■ **The task**: Your job is to copy the data that follows exactly, every line included.

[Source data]
+ + + +

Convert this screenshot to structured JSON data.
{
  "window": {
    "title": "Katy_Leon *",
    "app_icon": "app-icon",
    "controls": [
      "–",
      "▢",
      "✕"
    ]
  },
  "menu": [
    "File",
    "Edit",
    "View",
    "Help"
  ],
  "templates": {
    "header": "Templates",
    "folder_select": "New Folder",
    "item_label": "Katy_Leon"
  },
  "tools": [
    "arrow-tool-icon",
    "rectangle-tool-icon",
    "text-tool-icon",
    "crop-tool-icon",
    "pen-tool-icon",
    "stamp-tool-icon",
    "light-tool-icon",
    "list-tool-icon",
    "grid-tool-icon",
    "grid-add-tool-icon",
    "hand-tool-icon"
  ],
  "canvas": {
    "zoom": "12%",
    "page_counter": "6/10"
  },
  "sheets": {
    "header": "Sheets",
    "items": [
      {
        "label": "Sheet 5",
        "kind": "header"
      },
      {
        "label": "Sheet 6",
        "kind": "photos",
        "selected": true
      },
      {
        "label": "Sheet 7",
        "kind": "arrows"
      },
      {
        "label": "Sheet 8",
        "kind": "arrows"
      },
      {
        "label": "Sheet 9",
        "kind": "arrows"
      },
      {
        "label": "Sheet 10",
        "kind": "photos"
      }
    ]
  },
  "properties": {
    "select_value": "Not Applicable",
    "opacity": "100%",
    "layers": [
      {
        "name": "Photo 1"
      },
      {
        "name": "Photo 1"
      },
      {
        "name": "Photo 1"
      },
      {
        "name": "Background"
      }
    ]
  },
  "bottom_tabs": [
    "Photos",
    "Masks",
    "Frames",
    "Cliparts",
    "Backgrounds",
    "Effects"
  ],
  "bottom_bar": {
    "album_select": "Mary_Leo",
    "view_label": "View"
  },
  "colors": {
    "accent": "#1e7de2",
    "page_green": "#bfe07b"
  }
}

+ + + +

■ **Your solution**:
Convert this screenshot to structured JSON data.
{
  "window": {
    "title": "Katy_Leon *",
    "app_icon": "app-icon",
    "controls": [
      "–",
      "▢",
      "✕"
    ]
  },
  "menu": [
    "File",
    "Edit",
    "View",
    "Help"
  ],
  "templates": {
    "header": "Templates",
    "folder_select": "New Folder",
    "item_label": "Katy_Leon"
  },
  "tools": [
    "arrow-tool-icon",
    "rectangle-tool-icon",
    "text-tool-icon",
    "crop-tool-icon",
    "pen-tool-icon",
    "stamp-tool-icon",
    "light-tool-icon",
    "list-tool-icon",
    "grid-tool-icon",
    "grid-add-tool-icon",
    "hand-tool-icon"
  ],
  "canvas": {
    "zoom": "12%",
    "page_counter": "6/10"
  },
  "sheets": {
    "header": "Sheets",
    "items": [
      {
        "label": "Sheet 5",
        "kind": "header"
      },
      {
        "label": "Sheet 6",
        "kind": "photos",
        "selected": true
      },
      {
        "label": "Sheet 7",
        "kind": "arrows"
      },
      {
        "label": "Sheet 8",
        "kind": "arrows"
      },
      {
        "label": "Sheet 9",
        "kind": "arrows"
      },
      {
        "label": "Sheet 10",
        "kind": "photos"
      }
    ]
  },
  "properties": {
    "select_value": "Not Applicable",
    "opacity": "100%",
    "layers": [
      {
        "name": "Photo 1"
      },
      {
        "name": "Photo 1"
      },
      {
        "name": "Photo 1"
      },
      {
        "name": "Background"
      }
    ]
  },
  "bottom_tabs": [
    "Photos",
    "Masks",
    "Frames",
    "Cliparts",
    "Backgrounds",
    "Effects"
  ],
  "bottom_bar": {
    "album_select": "Mary_Leo",
    "view_label": "View"
  },
  "colors": {
    "accent": "#1e7de2",
    "page_green": "#bfe07b"
  }
}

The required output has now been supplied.